OWS-2 will address the issues of common architecture, image handling and decision-support tools, information interoperability, location-based services, and conformance and interoperability testing and evaluation.Addressing these issues represents an effort to create a consistent baseline of open geoprocessing services.
The Web Mapping Testbed (WMT), OGC's first
initiative, took place in 1999, culminating in a presentation on
1999.This initiative was a significant milestone for several reasons.
it introduced an innovative "coopetition" methodology that brought
competing vendors and their customers to work toward common objectives.
it demonstrated truly interoperable Web Services for the first time -
years before service-oriented architectures became the preferred form
distributed computing.In addition, WMT was the catalyst for explosive
in the OGC interoperability program.
The years between 1999 and 2003 were an exciting
great creative energy generating innovative open technologies.In this
timeframe, OGC technologies were validated through numerous pilot
implementations.At the same time, these experiences uncovered the need
integrate and harmonize service specifications, as well as update
standards and principles.
Since the 1999 pioneering experiments, Web
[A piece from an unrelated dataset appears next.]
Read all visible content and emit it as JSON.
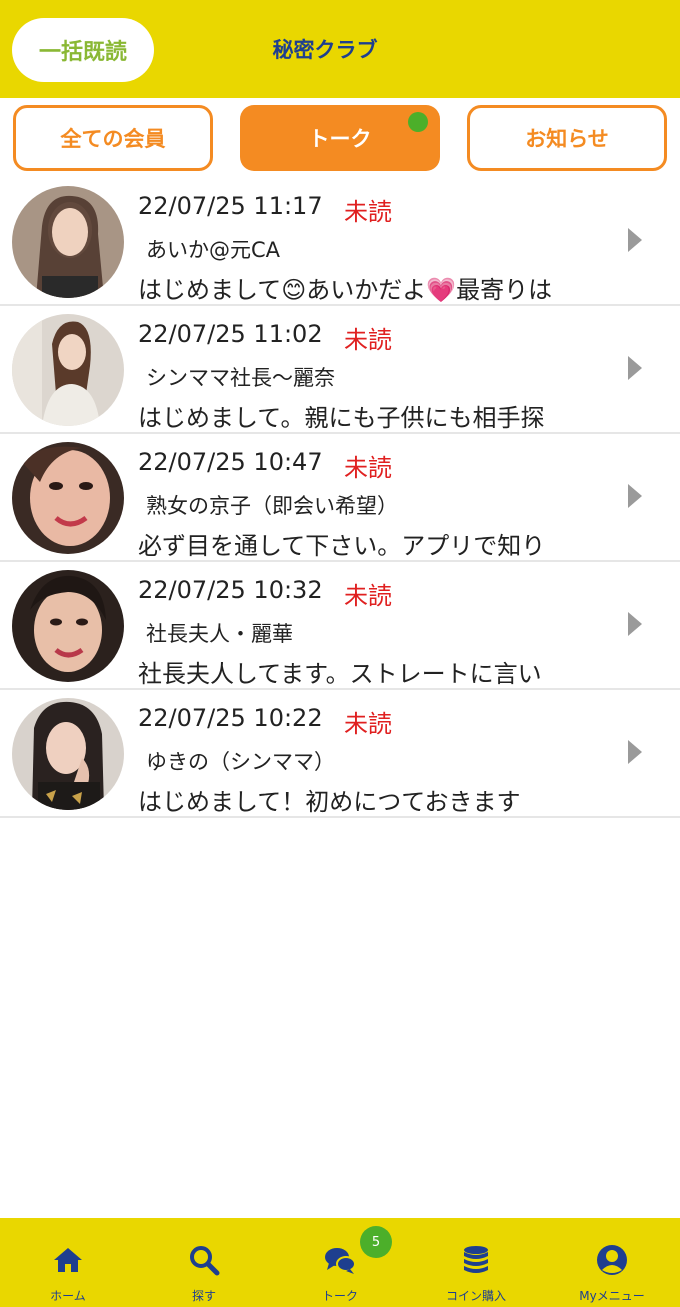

matured greatly from an IT perspective.Today major software platform
are aligned in support of standard infrastructures and technologies for
Services, and infrastructure support in the form of development tools
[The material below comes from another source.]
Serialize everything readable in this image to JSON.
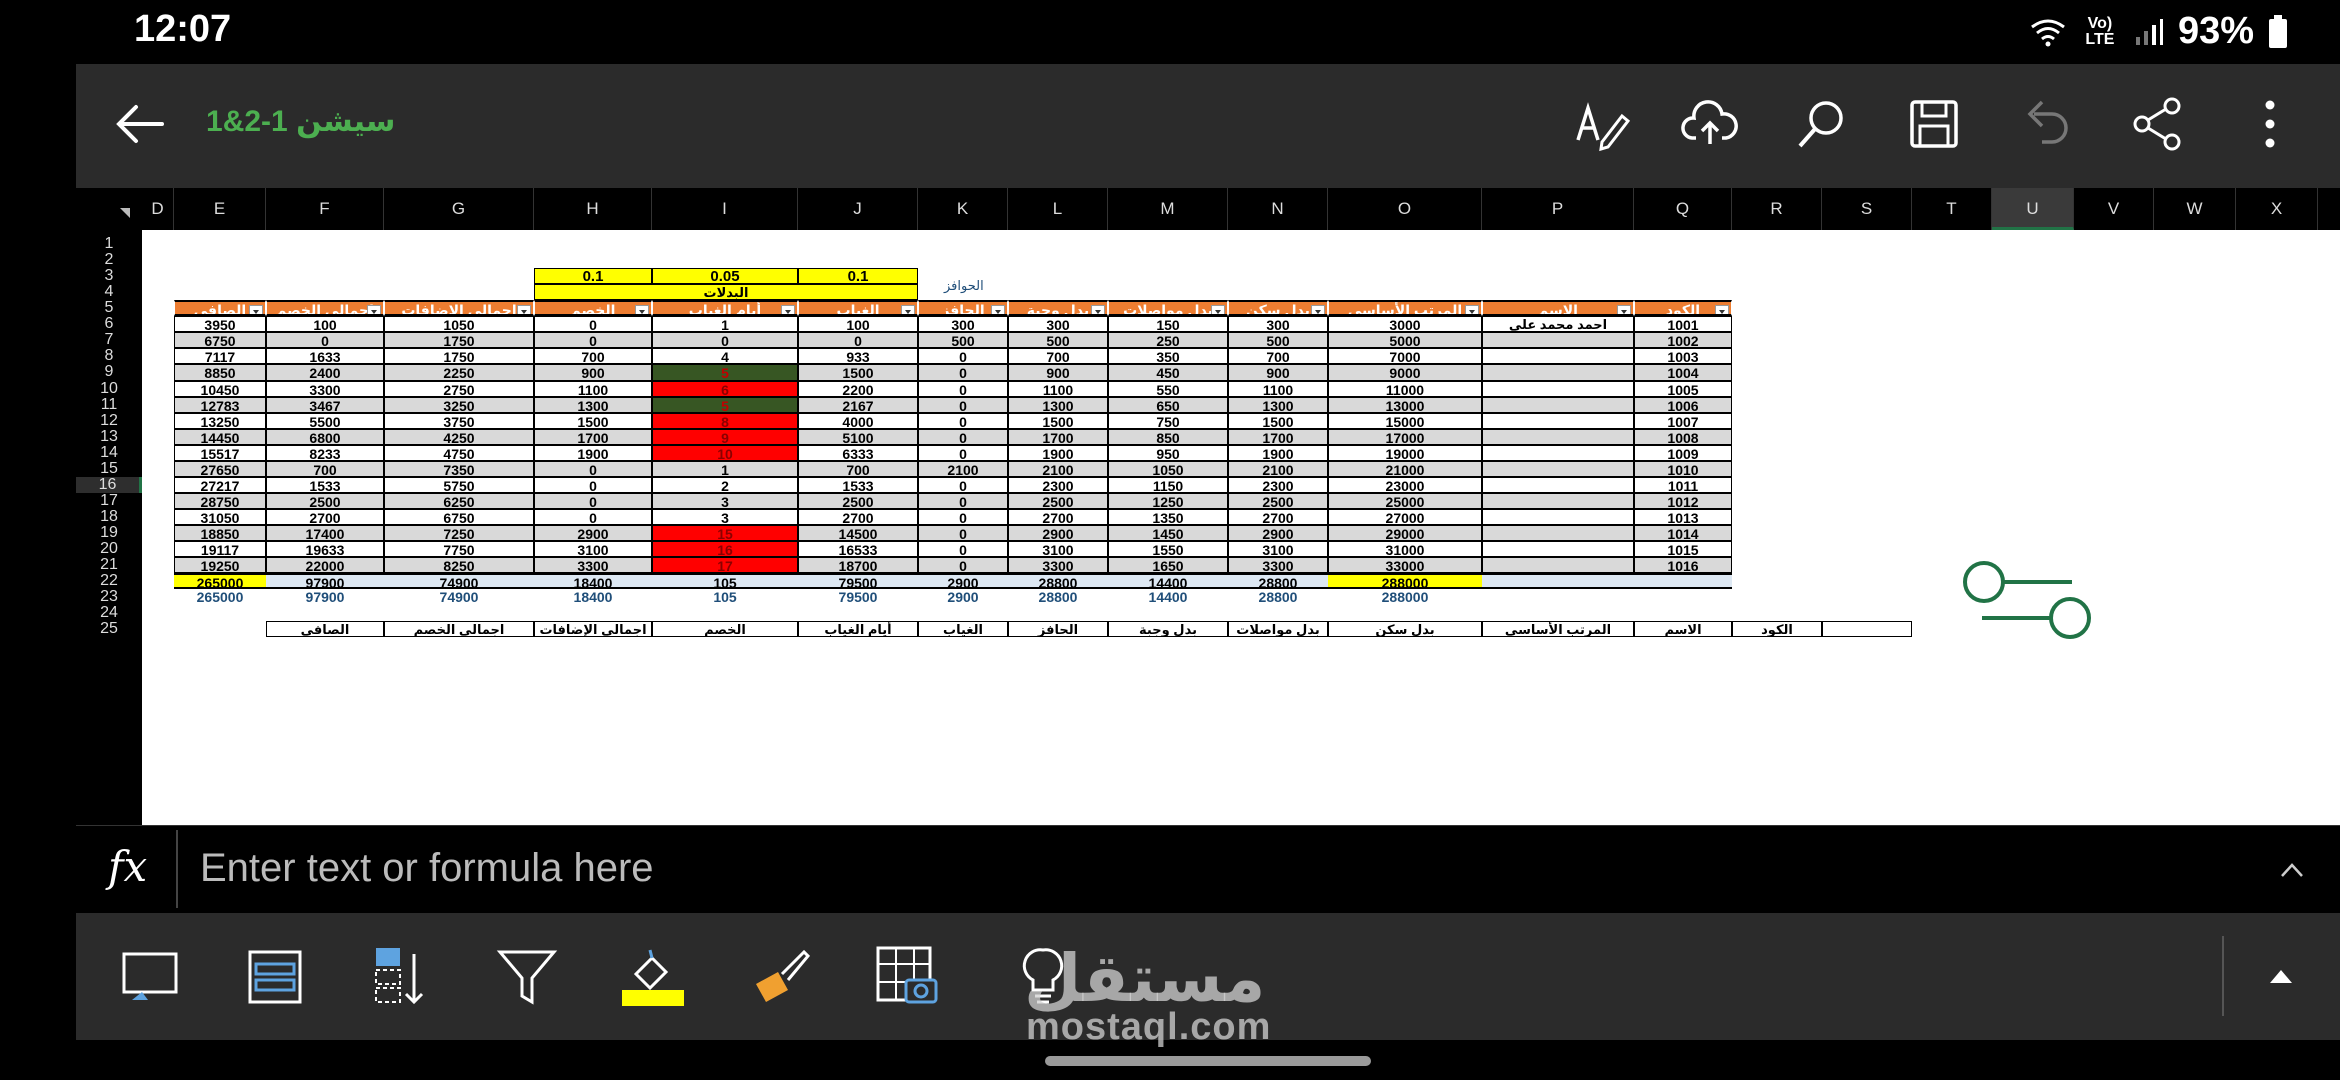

Architecture segment of OWS-2 will address the issue of bringing
specifications in line with today's IT standards.These standards,
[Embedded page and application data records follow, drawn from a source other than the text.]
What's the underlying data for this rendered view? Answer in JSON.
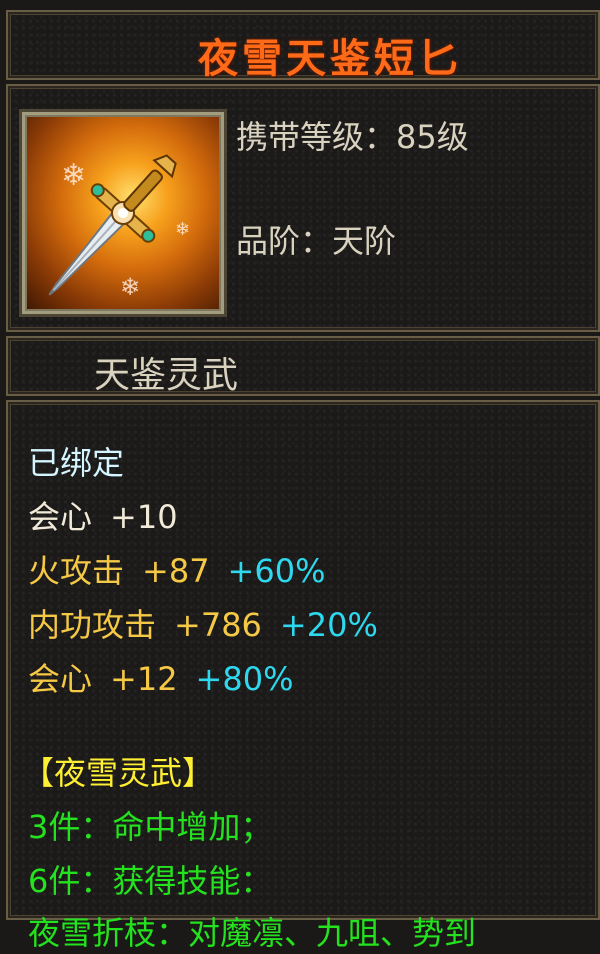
{
  "item": {
    "name": "夜雪天鉴短匕",
    "carry_level": "携带等级：85级",
    "quality": "品阶：天阶",
    "series": "天鉴灵武",
    "icon": "dagger-icon"
  },
  "attributes": {
    "bound": "已绑定",
    "stats": [
      {
        "label": "会心",
        "value": "+10",
        "bonus": ""
      },
      {
        "label": "火攻击",
        "value": "+87",
        "bonus": "+60%"
      },
      {
        "label": "内功攻击",
        "value": "+786",
        "bonus": "+20%"
      },
      {
        "label": "会心",
        "value": "+12",
        "bonus": "+80%"
      }
    ]
  },
  "set": {
    "title": "【夜雪灵武】",
    "effects": [
      "3件：命中增加；",
      "6件：获得技能：",
      "夜雪折枝：对魔凛、九咀、势到"
    ]
  },
  "colors": {
    "title": "#ff6a18",
    "label": "#d9d2bf",
    "bound": "#d4f4ff",
    "stat_white": "#f1ead8",
    "stat_yellow": "#f5c845",
    "bonus": "#2ed8ee",
    "set_title": "#ffef32",
    "set_effect": "#24e21d",
    "frame": "#6a5d45"
  }
}
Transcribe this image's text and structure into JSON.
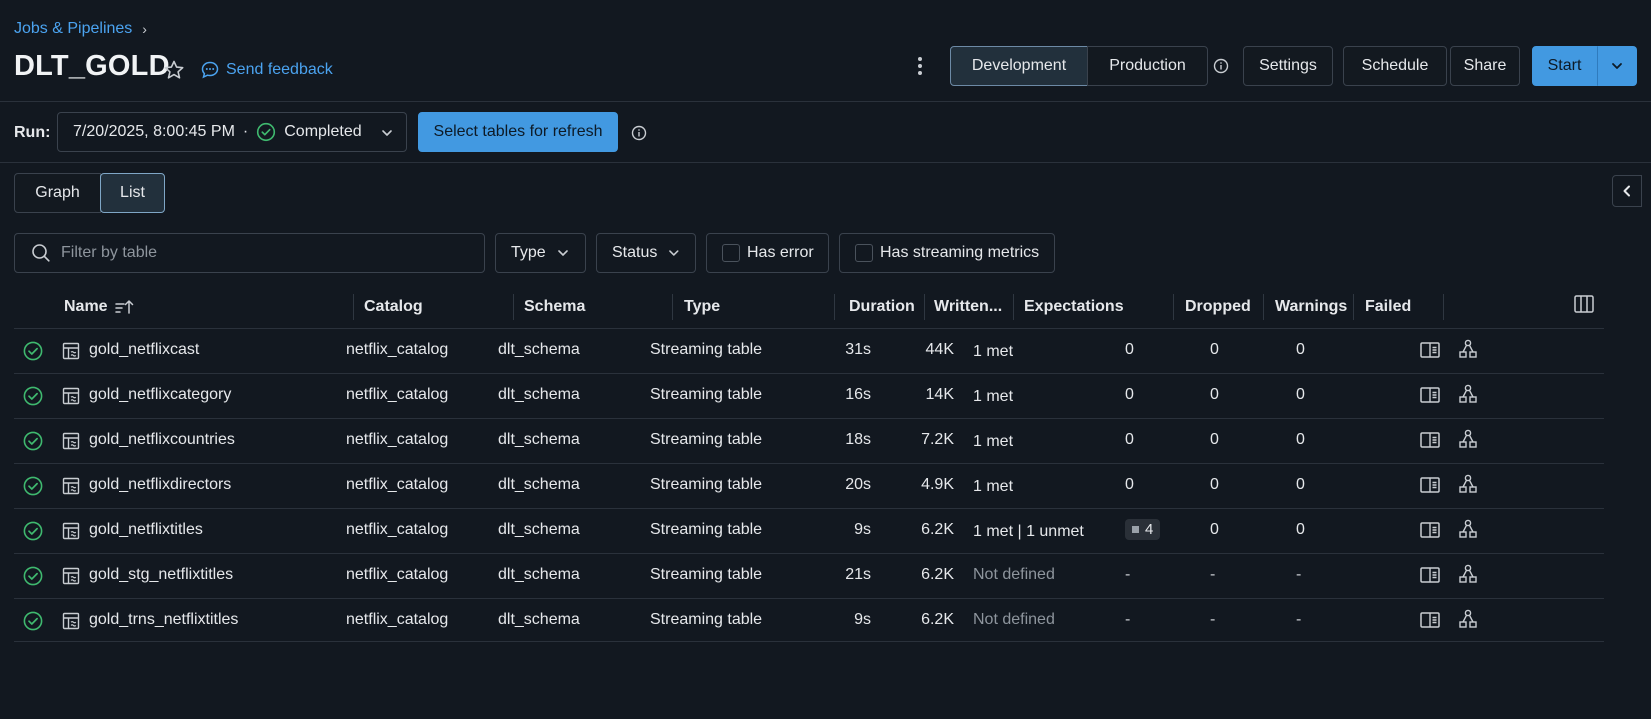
{
  "breadcrumb": {
    "parent": "Jobs & Pipelines",
    "separator": "›"
  },
  "pipeline": {
    "name": "DLT_GOLD",
    "feedback_label": "Send feedback"
  },
  "mode": {
    "development": "Development",
    "production": "Production",
    "active": "development"
  },
  "toolbar": {
    "settings": "Settings",
    "schedule": "Schedule",
    "share": "Share",
    "start": "Start"
  },
  "run": {
    "label": "Run:",
    "datetime": "7/20/2025, 8:00:45 PM",
    "dot": "·",
    "status": "Completed",
    "refresh_button": "Select tables for refresh"
  },
  "view": {
    "graph": "Graph",
    "list": "List",
    "active": "list"
  },
  "filters": {
    "search_placeholder": "Filter by table",
    "type": "Type",
    "status": "Status",
    "has_error": "Has error",
    "has_streaming_metrics": "Has streaming metrics"
  },
  "table": {
    "columns": {
      "name": "Name",
      "catalog": "Catalog",
      "schema": "Schema",
      "type": "Type",
      "duration": "Duration",
      "written": "Written...",
      "expectations": "Expectations",
      "dropped": "Dropped",
      "warnings": "Warnings",
      "failed": "Failed"
    },
    "rows": [
      {
        "name": "gold_netflixcast",
        "catalog": "netflix_catalog",
        "schema": "dlt_schema",
        "type": "Streaming table",
        "duration": "31s",
        "written": "44K",
        "expectations": "1 met",
        "dropped": "0",
        "warnings": "0",
        "failed": "0"
      },
      {
        "name": "gold_netflixcategory",
        "catalog": "netflix_catalog",
        "schema": "dlt_schema",
        "type": "Streaming table",
        "duration": "16s",
        "written": "14K",
        "expectations": "1 met",
        "dropped": "0",
        "warnings": "0",
        "failed": "0"
      },
      {
        "name": "gold_netflixcountries",
        "catalog": "netflix_catalog",
        "schema": "dlt_schema",
        "type": "Streaming table",
        "duration": "18s",
        "written": "7.2K",
        "expectations": "1 met",
        "dropped": "0",
        "warnings": "0",
        "failed": "0"
      },
      {
        "name": "gold_netflixdirectors",
        "catalog": "netflix_catalog",
        "schema": "dlt_schema",
        "type": "Streaming table",
        "duration": "20s",
        "written": "4.9K",
        "expectations": "1 met",
        "dropped": "0",
        "warnings": "0",
        "failed": "0"
      },
      {
        "name": "gold_netflixtitles",
        "catalog": "netflix_catalog",
        "schema": "dlt_schema",
        "type": "Streaming table",
        "duration": "9s",
        "written": "6.2K",
        "expectations": "1 met | 1 unmet",
        "dropped": "4",
        "warnings": "0",
        "failed": "0"
      },
      {
        "name": "gold_stg_netflixtitles",
        "catalog": "netflix_catalog",
        "schema": "dlt_schema",
        "type": "Streaming table",
        "duration": "21s",
        "written": "6.2K",
        "expectations": "Not defined",
        "dropped": "-",
        "warnings": "-",
        "failed": "-"
      },
      {
        "name": "gold_trns_netflixtitles",
        "catalog": "netflix_catalog",
        "schema": "dlt_schema",
        "type": "Streaming table",
        "duration": "9s",
        "written": "6.2K",
        "expectations": "Not defined",
        "dropped": "-",
        "warnings": "-",
        "failed": "-"
      }
    ]
  },
  "colors": {
    "accent": "#4299e1",
    "link": "#4ba3f0",
    "success": "#3fb96f",
    "background": "#121820"
  }
}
include SOAP and WSDL, have matured under the sponsorship of
as W3C, OASIS, and WS-I.The Location-Based Services segment of
will expand and refine these services, as well as harmonize with
developed in various interoperability projects.OGC Location-Based
were created as a result of the OpenLS initiative in 2001 and 2002.The
Handling and Decision Support Tools portion will address the issue
integrating image processing services with other geospatial services.
section will also look at how to link together intermediate processing
to create a specific image product.
In a previous column, Interoperability
- Why it Makes Good Business Sense for Our Industry, dated Feb 13, 2004, we explored the issue of
information or semantic interoperability by examining the problems that
when we attempt to bring together GIS object models.In order to
a common communication infrastructure (set of protocols) is necessary,
is not sufficient.Standards for information structure and content must
These issues have emerged very clearly as
toward deployment of Web
Feature Servers and Geographic Markup
Language (GML) technology.The OWS-2 Information
Interoperability segment will research this topic in the context
of GML 3,
which is a powerful XML description of geospatial data model.The fact
can represent very sophisticated object models without any model
standardization has been an obstacle for interoperability.OWS-2 will
this problem by developing GML 3 schemas for various data products.
Note the term "application schema" used in the previous paragraph.An application schema describes an explicit data model, including objects, attributes, relationships, and temporality.This data model is usually bound to a specific application, such as a schema for road maintenance.On the other hand, a profile describes a subset of the full language capabilities.For example, a profile may contain simple features geometry (no arcs or parametric curves) and other simplifying assumptions.Profiles can be useful to describe the functionality that certain software applications support; for example, their ability to parse GML.
A final portion of OWS-2 deals with Conformance and Interoperability Testing and Evaluation, an issue that appears simple on the surface, but is quite complicated once you start looking at the details. Establishing that a software component is in conformance to an interface specification involves careful review of the specification and developing test suites.However, it is not easy to develop test suites that take into account sequence of operations, interface dependencies, validate interfaces independent of the test data set, and so forth.Even though conformance to the specifications will not guarantee interoperability, it is important to develop a conformance test baseline and begin addressing ways of testing interoperability.
In summary, OWS-2 is a significant initiative that will help to consolidate and harmonize the work done by OGC up to this point. Furthermore, it will bring OGC specifications in line with current IT standards, and it will advance interoperability by beginning to address the fundamental issue of semantic interoperability.